## [Work request]
Check every line of the entries that follow, and copy the ones containing "color".

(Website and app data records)
# # # # #
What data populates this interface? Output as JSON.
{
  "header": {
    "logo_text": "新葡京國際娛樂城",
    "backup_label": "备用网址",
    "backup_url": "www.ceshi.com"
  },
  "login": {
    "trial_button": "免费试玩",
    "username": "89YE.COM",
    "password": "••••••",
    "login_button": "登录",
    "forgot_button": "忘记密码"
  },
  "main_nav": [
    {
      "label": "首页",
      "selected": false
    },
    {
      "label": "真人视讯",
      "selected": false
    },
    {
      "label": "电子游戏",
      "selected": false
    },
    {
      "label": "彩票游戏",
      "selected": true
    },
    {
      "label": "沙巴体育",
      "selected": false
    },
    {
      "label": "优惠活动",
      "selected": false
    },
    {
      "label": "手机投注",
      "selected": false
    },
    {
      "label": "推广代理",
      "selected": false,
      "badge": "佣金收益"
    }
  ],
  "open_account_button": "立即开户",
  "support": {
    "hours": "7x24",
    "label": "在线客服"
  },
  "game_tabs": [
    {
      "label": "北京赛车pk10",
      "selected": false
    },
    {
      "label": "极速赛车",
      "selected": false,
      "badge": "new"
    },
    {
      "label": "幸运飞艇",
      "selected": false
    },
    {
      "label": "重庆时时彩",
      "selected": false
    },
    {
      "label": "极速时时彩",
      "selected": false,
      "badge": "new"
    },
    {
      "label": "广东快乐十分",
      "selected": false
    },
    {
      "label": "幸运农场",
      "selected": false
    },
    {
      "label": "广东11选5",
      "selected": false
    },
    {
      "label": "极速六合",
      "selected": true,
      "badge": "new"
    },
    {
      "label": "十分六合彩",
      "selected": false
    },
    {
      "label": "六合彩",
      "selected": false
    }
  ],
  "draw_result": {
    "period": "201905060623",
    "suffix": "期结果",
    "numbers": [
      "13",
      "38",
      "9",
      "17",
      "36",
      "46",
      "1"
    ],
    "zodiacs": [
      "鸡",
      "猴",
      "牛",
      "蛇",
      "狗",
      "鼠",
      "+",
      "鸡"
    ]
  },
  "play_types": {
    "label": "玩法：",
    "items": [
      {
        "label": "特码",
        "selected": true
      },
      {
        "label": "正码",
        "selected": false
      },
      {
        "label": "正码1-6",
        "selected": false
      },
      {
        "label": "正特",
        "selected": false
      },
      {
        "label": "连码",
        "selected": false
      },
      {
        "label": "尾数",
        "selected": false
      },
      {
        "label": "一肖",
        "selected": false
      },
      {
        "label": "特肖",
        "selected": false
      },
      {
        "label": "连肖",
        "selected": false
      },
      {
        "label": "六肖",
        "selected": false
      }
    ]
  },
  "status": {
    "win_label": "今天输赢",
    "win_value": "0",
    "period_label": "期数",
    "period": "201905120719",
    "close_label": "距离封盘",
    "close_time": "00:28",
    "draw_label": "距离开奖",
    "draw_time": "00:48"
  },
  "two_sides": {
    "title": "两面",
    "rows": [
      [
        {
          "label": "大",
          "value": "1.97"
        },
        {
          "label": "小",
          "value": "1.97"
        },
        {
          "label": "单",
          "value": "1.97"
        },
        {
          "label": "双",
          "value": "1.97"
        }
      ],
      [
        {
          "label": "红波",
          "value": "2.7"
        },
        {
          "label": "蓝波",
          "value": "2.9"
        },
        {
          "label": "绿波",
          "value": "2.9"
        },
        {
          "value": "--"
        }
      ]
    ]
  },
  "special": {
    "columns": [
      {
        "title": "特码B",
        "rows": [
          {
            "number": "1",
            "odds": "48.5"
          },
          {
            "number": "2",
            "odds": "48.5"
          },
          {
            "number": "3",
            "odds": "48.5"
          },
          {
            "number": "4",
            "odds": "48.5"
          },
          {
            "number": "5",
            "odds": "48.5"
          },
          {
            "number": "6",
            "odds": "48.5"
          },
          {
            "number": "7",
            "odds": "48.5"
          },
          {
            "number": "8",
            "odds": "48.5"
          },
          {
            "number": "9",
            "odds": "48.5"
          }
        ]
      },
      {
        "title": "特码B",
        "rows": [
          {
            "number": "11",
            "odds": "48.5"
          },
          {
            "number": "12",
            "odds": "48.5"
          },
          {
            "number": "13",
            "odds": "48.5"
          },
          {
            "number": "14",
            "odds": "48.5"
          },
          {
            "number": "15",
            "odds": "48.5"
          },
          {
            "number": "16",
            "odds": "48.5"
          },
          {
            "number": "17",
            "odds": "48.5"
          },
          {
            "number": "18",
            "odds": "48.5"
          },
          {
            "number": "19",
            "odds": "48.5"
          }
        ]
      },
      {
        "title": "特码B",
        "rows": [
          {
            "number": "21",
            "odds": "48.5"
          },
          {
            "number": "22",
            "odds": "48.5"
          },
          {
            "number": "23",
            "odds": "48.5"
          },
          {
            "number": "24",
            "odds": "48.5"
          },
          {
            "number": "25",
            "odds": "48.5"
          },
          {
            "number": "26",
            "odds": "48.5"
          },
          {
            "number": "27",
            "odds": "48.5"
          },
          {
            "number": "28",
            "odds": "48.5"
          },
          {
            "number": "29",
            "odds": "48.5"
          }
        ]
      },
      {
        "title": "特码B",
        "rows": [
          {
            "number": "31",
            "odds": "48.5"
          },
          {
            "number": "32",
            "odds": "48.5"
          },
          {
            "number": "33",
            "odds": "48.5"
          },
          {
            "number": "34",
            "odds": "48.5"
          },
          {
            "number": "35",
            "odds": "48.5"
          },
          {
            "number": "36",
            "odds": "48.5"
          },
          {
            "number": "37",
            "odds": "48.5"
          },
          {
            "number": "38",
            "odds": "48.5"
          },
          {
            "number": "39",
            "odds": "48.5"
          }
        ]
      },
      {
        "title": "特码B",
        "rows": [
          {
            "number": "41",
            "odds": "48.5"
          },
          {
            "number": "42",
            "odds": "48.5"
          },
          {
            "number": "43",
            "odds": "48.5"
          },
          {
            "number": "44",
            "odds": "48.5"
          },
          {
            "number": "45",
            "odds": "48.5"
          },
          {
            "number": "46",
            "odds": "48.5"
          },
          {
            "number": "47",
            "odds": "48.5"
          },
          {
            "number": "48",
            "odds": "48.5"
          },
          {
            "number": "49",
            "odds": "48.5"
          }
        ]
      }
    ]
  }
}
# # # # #
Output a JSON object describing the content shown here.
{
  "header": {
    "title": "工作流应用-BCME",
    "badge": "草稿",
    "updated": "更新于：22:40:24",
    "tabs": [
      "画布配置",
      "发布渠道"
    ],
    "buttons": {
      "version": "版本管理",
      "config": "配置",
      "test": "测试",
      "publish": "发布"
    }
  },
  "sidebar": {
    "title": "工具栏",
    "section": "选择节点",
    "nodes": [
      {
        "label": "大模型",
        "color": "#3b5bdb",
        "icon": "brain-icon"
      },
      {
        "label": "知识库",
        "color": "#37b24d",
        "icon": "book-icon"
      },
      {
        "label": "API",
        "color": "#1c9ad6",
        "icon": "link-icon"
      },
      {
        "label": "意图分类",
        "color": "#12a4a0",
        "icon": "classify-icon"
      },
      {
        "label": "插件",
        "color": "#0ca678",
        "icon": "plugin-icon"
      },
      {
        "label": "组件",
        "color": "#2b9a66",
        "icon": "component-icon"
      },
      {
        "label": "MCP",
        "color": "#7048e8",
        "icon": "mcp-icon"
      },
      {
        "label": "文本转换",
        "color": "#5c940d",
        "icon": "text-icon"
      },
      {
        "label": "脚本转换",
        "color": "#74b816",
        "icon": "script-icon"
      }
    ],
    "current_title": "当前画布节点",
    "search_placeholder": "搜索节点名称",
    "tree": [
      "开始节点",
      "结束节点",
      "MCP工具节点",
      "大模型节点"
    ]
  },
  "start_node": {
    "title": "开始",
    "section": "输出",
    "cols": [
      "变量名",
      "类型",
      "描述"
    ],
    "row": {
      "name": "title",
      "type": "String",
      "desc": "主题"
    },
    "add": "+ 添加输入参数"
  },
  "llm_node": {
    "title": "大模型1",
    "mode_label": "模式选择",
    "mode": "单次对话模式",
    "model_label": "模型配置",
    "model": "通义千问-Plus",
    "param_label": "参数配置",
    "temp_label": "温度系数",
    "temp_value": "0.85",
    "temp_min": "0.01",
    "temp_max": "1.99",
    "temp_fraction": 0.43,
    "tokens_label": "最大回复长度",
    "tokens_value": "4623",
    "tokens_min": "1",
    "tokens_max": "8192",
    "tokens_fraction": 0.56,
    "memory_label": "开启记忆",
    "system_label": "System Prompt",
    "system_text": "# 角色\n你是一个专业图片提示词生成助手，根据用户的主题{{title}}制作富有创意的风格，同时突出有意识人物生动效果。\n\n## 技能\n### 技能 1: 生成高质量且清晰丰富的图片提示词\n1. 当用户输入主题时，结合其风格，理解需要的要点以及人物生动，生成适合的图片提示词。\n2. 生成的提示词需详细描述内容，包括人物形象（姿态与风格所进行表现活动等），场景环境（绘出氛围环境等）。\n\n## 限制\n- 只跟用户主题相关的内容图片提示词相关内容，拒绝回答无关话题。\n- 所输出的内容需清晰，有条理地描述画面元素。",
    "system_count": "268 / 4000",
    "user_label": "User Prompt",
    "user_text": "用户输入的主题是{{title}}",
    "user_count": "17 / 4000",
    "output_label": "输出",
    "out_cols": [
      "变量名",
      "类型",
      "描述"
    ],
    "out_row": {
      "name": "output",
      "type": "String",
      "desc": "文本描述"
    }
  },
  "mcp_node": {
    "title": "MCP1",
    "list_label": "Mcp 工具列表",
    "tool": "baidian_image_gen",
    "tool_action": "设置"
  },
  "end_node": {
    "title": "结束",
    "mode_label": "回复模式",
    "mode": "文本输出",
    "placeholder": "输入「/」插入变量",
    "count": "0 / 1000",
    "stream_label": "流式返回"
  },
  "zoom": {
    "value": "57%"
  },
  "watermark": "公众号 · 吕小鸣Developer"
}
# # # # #
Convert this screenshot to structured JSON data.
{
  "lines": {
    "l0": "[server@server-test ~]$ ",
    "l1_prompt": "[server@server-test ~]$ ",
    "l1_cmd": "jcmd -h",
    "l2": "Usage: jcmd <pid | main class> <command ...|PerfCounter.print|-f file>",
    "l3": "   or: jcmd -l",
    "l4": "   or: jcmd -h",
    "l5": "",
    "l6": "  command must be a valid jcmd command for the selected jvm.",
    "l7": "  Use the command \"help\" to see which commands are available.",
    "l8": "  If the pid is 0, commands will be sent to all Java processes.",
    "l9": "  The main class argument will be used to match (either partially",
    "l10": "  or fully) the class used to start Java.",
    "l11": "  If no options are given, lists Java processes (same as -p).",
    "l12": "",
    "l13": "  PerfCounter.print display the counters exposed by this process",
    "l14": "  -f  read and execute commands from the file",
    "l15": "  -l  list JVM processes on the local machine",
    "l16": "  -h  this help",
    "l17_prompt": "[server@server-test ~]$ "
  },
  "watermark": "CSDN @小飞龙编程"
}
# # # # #
## [Solved exercise]
        "color": "#3b5bdb",
        "color": "#37b24d",
        "color": "#1c9ad6",
        "color": "#12a4a0",
        "color": "#0ca678",
        "color": "#2b9a66",
        "color": "#7048e8",
        "color": "#5c940d",
        "color": "#74b816",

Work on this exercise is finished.